Now for the plenary talks: Twitter was very active during these (see the hashtag #BARS2015 (although with the caution that this has also been used for other things since the conference ended – Ed.)), which featured some really great images and quotes. John Barrell’s talk on the first day focused on ‘The Meeting of the Waters’, a phrase from poetry and folklore, songs and geographical locations. Barrell discussed his own experiences of finding such locations in the UK, Ireland and abroad. This confluence of location and poetry was a fascinating subject – the two things harmoniously mingle.

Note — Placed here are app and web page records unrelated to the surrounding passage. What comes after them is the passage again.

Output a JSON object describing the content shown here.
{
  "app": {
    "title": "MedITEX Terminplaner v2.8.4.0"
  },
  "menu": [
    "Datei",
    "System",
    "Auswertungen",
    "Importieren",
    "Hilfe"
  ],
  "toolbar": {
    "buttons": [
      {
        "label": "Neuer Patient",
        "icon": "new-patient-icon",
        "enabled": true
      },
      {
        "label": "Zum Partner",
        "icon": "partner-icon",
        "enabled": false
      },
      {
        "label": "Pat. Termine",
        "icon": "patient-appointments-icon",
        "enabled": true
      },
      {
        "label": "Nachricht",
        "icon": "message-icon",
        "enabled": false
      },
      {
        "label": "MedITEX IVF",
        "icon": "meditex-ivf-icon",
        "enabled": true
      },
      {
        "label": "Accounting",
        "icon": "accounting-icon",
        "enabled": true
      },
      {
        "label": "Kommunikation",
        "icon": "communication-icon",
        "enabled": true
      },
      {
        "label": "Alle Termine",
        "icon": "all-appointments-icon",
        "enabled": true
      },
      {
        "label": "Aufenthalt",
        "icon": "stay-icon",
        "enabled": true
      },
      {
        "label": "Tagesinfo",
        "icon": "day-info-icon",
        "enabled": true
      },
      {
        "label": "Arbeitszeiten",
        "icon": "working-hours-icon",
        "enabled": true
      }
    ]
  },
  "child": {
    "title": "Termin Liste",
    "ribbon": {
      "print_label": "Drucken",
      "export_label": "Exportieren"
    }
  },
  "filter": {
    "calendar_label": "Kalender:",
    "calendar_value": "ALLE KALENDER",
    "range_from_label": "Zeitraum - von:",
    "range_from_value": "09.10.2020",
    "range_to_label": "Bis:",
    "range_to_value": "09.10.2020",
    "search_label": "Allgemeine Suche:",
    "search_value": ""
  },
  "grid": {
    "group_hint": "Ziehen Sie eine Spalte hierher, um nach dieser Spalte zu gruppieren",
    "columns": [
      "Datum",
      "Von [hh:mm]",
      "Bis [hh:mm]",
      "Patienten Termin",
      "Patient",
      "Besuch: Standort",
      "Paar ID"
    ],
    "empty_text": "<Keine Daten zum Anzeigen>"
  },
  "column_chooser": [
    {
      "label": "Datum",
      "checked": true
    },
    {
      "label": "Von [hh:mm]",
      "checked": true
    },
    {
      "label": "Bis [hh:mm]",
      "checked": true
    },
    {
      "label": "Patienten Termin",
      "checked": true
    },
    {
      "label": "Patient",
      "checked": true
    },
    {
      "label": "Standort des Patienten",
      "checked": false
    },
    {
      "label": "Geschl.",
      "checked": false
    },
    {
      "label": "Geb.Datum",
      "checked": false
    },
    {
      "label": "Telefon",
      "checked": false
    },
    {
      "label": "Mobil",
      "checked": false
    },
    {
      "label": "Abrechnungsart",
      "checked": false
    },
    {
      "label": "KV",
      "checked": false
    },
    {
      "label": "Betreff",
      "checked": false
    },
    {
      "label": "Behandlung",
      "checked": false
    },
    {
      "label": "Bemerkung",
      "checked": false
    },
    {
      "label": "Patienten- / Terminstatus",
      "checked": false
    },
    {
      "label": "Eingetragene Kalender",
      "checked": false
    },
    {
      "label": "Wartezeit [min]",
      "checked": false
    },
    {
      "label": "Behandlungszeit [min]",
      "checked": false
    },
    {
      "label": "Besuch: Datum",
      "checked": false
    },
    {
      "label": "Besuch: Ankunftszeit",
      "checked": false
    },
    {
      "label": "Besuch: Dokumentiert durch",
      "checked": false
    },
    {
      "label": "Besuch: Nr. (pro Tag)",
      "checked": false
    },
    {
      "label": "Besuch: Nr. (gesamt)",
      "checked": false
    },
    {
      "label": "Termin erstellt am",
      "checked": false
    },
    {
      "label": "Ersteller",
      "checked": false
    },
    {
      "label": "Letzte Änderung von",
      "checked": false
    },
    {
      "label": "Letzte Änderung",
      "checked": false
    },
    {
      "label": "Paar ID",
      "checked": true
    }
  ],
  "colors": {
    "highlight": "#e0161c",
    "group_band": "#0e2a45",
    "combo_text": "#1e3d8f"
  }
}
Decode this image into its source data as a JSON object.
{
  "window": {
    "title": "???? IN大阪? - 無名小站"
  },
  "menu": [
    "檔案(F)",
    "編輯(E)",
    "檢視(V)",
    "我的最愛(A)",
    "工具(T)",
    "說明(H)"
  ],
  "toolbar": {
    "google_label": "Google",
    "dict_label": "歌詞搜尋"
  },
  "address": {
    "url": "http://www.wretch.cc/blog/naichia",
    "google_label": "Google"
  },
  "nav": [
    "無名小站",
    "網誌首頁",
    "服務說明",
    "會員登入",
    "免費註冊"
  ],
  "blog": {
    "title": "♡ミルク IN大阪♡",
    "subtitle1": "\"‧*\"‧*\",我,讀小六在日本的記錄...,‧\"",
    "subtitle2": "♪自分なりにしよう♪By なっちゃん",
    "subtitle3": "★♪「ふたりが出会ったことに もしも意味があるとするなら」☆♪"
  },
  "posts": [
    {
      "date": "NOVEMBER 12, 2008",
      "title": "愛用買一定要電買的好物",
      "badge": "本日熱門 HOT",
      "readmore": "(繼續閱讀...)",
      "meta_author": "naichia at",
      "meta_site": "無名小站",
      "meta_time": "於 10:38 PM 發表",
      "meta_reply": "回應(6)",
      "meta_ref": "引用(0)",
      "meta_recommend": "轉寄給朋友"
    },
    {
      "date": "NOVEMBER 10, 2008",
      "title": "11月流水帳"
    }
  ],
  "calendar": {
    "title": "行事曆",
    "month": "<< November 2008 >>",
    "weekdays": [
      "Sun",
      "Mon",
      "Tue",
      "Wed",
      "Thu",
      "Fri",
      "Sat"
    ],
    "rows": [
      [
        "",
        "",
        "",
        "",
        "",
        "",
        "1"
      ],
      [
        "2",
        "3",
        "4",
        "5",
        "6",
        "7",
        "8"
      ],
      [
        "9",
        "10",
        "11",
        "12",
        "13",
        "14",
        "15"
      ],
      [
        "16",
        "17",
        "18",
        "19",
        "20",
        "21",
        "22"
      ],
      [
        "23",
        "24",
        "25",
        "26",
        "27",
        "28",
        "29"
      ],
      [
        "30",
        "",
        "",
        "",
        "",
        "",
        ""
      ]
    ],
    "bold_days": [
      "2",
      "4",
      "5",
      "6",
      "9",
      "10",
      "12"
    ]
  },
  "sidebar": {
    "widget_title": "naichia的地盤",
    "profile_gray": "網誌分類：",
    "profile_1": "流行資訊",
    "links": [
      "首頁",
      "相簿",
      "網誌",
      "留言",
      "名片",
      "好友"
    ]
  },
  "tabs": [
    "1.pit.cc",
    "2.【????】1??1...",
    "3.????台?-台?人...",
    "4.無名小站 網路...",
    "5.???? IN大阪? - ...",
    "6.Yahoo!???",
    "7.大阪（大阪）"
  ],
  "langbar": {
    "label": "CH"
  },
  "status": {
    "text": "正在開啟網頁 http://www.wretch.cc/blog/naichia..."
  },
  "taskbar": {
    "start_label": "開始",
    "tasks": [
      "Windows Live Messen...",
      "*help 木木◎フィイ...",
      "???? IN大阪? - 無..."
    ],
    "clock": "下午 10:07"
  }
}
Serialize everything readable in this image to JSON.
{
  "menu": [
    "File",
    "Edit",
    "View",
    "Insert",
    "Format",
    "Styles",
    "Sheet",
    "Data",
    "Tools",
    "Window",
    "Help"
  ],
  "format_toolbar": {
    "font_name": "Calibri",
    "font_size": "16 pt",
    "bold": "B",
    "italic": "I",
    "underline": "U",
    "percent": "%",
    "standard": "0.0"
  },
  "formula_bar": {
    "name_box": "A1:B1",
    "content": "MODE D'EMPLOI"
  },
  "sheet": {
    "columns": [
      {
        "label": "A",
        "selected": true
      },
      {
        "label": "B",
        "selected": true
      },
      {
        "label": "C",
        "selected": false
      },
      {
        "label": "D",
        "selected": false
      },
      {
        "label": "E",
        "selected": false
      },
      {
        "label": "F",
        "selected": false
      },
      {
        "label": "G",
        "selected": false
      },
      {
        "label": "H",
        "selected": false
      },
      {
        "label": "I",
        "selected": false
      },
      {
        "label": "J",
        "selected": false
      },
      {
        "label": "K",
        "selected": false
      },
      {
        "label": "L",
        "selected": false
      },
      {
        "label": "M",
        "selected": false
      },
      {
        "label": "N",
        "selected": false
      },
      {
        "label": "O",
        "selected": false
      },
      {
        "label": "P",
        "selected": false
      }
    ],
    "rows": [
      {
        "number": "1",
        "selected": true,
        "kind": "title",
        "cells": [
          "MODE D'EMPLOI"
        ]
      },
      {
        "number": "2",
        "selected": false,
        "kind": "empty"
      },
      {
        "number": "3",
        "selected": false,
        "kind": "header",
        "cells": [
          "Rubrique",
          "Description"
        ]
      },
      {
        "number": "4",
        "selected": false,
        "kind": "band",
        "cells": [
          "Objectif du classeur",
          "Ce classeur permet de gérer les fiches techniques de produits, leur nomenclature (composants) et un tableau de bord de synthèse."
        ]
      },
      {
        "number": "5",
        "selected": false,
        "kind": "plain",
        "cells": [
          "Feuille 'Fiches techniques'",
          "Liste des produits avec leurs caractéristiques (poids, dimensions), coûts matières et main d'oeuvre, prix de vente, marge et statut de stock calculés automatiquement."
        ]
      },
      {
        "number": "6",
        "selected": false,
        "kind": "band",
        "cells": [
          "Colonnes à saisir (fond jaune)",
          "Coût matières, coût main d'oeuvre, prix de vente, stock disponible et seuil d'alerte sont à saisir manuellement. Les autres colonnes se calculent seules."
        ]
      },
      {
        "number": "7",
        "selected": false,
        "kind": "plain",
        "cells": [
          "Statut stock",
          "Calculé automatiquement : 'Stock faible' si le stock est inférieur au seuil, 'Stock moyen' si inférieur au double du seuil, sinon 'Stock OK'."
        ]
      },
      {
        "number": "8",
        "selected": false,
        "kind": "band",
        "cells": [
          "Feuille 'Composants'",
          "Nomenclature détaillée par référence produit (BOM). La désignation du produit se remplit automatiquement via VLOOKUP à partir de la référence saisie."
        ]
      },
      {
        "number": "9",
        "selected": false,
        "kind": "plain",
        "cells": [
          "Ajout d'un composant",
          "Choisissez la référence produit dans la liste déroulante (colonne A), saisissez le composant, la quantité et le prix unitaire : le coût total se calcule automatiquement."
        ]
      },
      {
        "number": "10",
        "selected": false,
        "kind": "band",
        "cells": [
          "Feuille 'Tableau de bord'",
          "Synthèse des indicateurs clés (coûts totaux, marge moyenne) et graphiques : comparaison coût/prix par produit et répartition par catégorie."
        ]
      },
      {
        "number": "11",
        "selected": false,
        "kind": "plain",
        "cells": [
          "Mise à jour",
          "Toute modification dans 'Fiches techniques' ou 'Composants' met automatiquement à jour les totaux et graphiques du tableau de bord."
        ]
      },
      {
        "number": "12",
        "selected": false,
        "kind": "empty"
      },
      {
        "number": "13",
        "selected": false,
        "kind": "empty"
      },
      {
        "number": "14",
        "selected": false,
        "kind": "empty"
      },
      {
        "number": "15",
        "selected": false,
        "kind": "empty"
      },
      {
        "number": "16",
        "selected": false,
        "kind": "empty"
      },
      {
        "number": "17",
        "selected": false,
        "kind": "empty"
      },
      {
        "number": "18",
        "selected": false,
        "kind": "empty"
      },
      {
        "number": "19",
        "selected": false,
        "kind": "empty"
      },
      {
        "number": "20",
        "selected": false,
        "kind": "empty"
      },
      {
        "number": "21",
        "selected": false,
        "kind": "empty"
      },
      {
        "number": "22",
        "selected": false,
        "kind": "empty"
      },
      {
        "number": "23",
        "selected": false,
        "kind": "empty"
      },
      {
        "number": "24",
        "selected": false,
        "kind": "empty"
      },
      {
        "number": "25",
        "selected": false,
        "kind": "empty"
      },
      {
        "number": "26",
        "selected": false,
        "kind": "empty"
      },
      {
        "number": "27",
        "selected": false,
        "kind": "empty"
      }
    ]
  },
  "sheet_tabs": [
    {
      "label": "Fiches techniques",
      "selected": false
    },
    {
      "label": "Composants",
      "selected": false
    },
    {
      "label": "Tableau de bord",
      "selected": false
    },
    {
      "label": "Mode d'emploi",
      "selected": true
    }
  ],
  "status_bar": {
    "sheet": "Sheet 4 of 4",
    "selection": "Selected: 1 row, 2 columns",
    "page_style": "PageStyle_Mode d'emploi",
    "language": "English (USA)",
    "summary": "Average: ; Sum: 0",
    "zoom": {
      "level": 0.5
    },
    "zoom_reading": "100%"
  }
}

JMW Turner, 'The Junction of the Greta & the Tees'

JMW Turner, ‘The Junction of the Greta and the Tees’

The plenary on Friday was given by Claire Connolly on ‘Sea Crossings, Scale and the Imprint of Colonial Infrastructure from Swift to Edgeworth’. Connolly discussed Swift’s two famous poems from Holyhead, written on account of him being stuck there, unable to cross to Ireland. Her talk emphasised the significance of the sea crossing between Britain and Ireland at this time, including Irish history and the social ‘pull’ to London. Edgeworth’s letters from Holyhead showed another perspective on this, including her accounts of sublime scenery and her comparisons of the many different sea crossings she experienced in her lifetime.

Saturday’s plenary also had a focus on the female Romantic author: Devoney Looser gave a talk on ‘Jane Austen Matters’, considering Austen’s legacy and analysing the debates that occur around Austen’s image and her fiction through the ages. The complicated legacy of Austen is evident in the many attempts to illustrate her novels and what this tells us about the particular audience of that age: for example, different interpretations of scenes in Pride and Prejudice would lead to very different Elizabeth Bennetts being depicted in the accompanying illustrations. Looser’s talk then focused on Ferdinand Pickering’s Austen designs.

circa 1815:  A scene from Jane Austen's novel 'Emma', (1815) illustrated by Pickering.  (Photo by Hulton Archive/Getty Images)

A scene from Jane Austen’s novel ‘Emma’, (1815) illustrated by Pickering

Overall, a great meeting of like-minded Romanticists!

– Anna Mercer (University of York)